----- Records shown

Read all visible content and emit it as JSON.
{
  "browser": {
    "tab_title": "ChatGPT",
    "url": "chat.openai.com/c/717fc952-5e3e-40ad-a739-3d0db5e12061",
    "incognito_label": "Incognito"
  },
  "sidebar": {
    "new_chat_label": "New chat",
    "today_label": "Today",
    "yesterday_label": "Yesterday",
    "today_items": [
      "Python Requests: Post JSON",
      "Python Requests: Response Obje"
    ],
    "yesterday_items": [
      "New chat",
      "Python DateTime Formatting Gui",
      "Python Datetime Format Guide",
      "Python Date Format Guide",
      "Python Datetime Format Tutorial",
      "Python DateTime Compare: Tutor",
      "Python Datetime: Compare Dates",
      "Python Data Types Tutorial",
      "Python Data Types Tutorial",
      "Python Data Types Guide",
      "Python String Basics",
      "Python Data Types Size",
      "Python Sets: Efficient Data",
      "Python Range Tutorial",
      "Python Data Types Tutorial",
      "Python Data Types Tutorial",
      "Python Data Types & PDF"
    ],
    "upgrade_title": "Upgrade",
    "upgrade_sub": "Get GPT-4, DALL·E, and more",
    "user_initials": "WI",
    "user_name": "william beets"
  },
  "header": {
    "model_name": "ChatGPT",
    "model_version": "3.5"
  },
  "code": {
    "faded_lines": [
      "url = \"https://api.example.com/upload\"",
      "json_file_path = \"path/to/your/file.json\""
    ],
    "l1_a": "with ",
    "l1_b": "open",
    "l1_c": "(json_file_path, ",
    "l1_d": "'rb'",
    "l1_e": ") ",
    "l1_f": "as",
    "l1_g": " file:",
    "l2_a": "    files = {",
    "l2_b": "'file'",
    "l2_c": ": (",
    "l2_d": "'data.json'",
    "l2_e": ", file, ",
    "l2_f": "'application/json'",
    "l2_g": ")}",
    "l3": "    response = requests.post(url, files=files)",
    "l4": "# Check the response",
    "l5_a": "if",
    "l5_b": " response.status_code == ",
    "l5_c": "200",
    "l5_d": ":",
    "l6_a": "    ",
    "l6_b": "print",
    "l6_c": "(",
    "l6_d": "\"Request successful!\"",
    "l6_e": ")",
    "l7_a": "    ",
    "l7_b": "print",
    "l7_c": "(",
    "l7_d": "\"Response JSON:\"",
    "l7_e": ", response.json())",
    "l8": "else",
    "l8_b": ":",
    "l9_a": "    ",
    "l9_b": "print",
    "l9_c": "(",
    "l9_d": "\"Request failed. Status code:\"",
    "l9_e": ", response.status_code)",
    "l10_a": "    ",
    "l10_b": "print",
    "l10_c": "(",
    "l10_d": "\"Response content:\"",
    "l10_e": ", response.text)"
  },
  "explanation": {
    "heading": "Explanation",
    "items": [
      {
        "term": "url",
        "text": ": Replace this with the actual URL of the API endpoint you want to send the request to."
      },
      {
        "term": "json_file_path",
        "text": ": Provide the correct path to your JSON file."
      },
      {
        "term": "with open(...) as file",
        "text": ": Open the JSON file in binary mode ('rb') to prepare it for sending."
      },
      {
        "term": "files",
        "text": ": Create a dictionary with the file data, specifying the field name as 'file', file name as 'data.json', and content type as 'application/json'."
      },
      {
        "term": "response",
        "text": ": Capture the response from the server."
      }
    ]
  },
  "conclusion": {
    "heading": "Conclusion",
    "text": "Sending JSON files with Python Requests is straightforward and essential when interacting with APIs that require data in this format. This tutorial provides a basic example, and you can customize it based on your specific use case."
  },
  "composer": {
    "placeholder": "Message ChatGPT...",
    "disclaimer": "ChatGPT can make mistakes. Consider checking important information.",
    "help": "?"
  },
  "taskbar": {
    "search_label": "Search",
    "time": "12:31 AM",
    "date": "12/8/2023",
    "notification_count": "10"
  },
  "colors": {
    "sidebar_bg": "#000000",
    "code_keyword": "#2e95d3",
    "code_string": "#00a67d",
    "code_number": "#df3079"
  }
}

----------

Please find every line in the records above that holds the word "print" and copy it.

    "l6_b": "print",
    "l7_b": "print",
    "l9_b": "print",
    "l10_b": "print",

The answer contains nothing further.